" With the completion of the state budget in September and the recent passage of the Homeowners Bill of Rights, we have already accomplished a great deal this session. "
The biggest question that was pondered once the legislation session started in January 2019 was how long it would take to have a state budget signed into law. At one point in the process it seemed more likely that Governor Evers would veto the entire budget and wait for the legislature to send him a different version, likely in the fall.

Ultimately, Governor Evers announced that he was signing the state budget with 78 partial vetoes and went on to say that “vetoing this budget in its entirety would have been more of the same divisiveness and petty, political theatrics that the people of Wisconsin have had to put up with for far too long.”

Our efforts on the state budget go back to March when we had members from across the state travel to the capitol to advocate for and against various provisions in the state budget. We were very pleased that most items that we advocated on were addressed before the budget was signed into law.

There were no changes to state law regarding tax incremental financing (the ability for municipalities to exceed revenue caps) and prevailing wage provisions dealing with developer-financed infrastructure. The Department of Safety of Professional Services received an additional $5 million to support technology upgrades for trades credentialing.

Unfortunately, the Joint Committee on Finance removed a provision to provide a state tax advantage for first time homebuyer saving accounts that we supported. Additionally, with one of his partial vetoes Governor Evers added an increase in the registration fee for “heavy trucks” that we opposed.

The outcome of the recently signed state budget is a positive development for housing in Wisconsin.

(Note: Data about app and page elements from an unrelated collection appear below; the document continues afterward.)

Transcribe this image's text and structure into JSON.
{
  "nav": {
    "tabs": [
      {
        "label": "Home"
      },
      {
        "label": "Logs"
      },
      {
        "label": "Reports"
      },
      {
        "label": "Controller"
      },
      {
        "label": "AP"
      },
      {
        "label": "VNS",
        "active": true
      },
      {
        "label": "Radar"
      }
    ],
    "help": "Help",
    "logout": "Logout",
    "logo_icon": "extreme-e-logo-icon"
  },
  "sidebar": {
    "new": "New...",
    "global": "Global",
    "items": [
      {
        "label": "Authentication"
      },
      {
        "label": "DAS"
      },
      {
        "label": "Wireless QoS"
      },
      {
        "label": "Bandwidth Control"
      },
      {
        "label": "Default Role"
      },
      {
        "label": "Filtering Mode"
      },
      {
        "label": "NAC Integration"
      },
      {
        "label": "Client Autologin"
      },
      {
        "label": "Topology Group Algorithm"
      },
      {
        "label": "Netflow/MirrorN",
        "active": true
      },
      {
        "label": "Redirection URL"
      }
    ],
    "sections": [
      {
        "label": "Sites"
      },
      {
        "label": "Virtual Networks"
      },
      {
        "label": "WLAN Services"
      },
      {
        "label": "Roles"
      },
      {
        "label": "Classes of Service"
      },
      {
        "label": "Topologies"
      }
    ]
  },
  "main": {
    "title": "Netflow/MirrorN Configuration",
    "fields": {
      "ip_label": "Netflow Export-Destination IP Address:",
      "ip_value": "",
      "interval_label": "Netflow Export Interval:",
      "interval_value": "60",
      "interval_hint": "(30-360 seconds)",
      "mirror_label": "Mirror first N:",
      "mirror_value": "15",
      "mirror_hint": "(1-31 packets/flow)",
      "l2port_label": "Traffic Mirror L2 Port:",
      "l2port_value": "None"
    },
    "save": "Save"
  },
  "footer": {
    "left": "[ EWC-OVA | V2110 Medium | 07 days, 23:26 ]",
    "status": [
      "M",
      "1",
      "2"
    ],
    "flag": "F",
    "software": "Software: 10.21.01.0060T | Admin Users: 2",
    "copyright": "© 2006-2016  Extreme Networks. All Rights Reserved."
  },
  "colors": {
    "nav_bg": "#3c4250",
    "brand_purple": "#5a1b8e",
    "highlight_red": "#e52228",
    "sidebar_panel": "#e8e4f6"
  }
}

Going forward, one of our main priorities of this session is to not backtrack on the reforms we gained over the previous eight years. Reforming the process to apply for single family building permits remains a top priority this fall. Our bill to make sure municipalities are not asking for both a paper and online building permit form has already passed the state assembly on a bipartisan voice vote and has had a hearing in the Senate Committee on Utilities and Housing. We are hopeful that this bill will be voted out of the Senate Committee soon, thus available for a vote by the full state senate when they return in September.

With twenty-one coauthors in both political parties, including the chairs and ranking democrat members of both housing committees, and the strong support so far for this important reform, we believe we are making a strong case for this bill to signed into law by Governor Evers. We continue to look forward to other ways can advance the pro-housing agenda.